When Russia invaded Ukraine, Roberts focused on ways the organization could help there, too. But the war in Ukraine presented a different problem: donated supplies were piling up at the Polish border because they had been organized and shipped without clear plans.
Roberts decided to use his logistics background to focus on delivering these supplies rather than just gathering them. His organization started to lead trips carrying materials from the border into affected areas of Ukraine for distribution.
"Success is us having this meeting for me because what I wanted to do was move the needle for Ukraine beyond what I could do. [The delegation] was hugely successful, and now, I have people at the state level that are saying, ‘Hey, we have to pay attention, we have to help.’"
Throughout the past 16 months, Russia’s invasion of Ukraine has pushed 6 million people from their homes to other parts of the country and 8 million to flee entirely, according to U.N. data. Nearly 10,000 Ukrainian civilians, including over 500 children, have been killed. At the same time, U.S. intelligence reports showed that hundreds of thousands of soldiers had been killed in the fighting.
According to news reports, the eastern portion of Ukraine has been leveled, with cities made “uninhabitable,” especially in the winter.
Meanwhile, European companies operating in Ukraine during the conflict—mainly those focused on supplying weapons—have managed to earn a major profit, according to investigative reports from the Kyiv Independent. As the war surged, dealers dramatically increased their prices.
It was in this environment that supplies began to pile up at the Polish border. Internationally, people began to send money or gather materials for Ukraine. But these efforts didn’t achieve their intended effect, according to non-governmental organizations (NGOs) in Ukraine. In 2022, Ukrainian civil society organizations wrote an open letter to the international NGO community accusing them of operating overly bureaucratic and mismanaged relief efforts.

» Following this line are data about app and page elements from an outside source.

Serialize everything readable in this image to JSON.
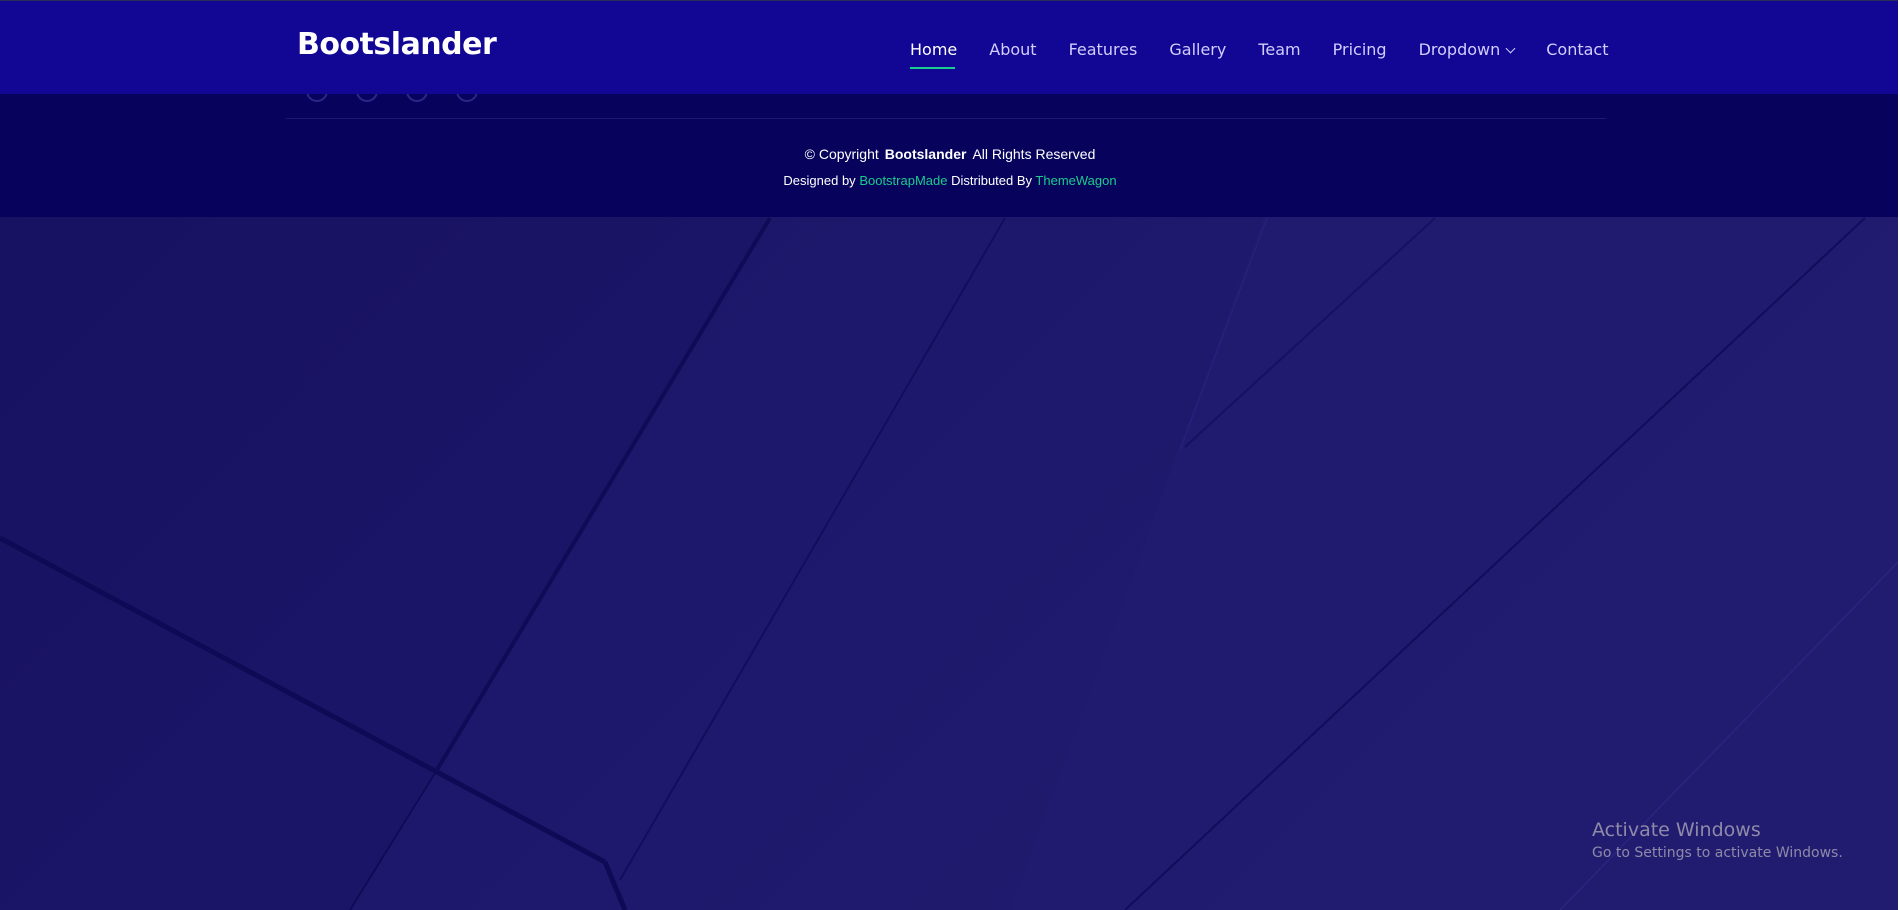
{
  "header": {
    "logo": "Bootslander",
    "nav": [
      {
        "label": "Home",
        "active": true
      },
      {
        "label": "About",
        "active": false
      },
      {
        "label": "Features",
        "active": false
      },
      {
        "label": "Gallery",
        "active": false
      },
      {
        "label": "Team",
        "active": false
      },
      {
        "label": "Pricing",
        "active": false
      },
      {
        "label": "Dropdown",
        "active": false,
        "icon": "chevron-down-icon"
      },
      {
        "label": "Contact",
        "active": false
      }
    ]
  },
  "footer": {
    "copyright_prefix": "© Copyright",
    "brand": "Bootslander",
    "rights": "All Rights Reserved",
    "designed_by": "Designed by",
    "designer": "BootstrapMade",
    "distributed_by": "Distributed By",
    "distributor": "ThemeWagon"
  },
  "watermark": {
    "title": "Activate Windows",
    "subtitle": "Go to Settings to activate Windows."
  },
  "colors": {
    "header_bg": "#110794",
    "footer_bg": "#07035d",
    "accent": "#1acc8d",
    "page_bg": "#1e1868"
  }
}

During this time, Roberts was leading a trip of U.S. volunteers to bring supplies inside the war zone to reach hospitals and impacted communities. But he noticed another problem with the approach.
“The volunteers were great because they would become advocates for our organization,” he says. “But we could do it much cheaper by hiring local people … and they needed the work anyway.”
It’s precisely this balance that led Roberts to question the effectiveness of fundraising as a method of aid distribution.
“Coming from an operational background, I’m focused on doing the thing, whatever that is,” Roberts says, “but the accounting is equally important, and so is the marketing … you have to communicate effectively to your donors.”
This tension limited August Mission’s ability to provide relief. “It was killing me that we couldn’t respond,” he says.
The recent delegation for Roberts was a step in a new direction to deal with this tension. Making connections was the focus. Roberts built on his organization’s current contacts by leveraging political contacts from WTC and the state of Utah.
“I think we’re hitting donor fatigue. I think we’re hitting news cycle fatigue. It’s not as front on people’s minds,” Roberts says. “What we did with the trade delegation these last two weeks was an effort to re-energize the focus on Ukraine.”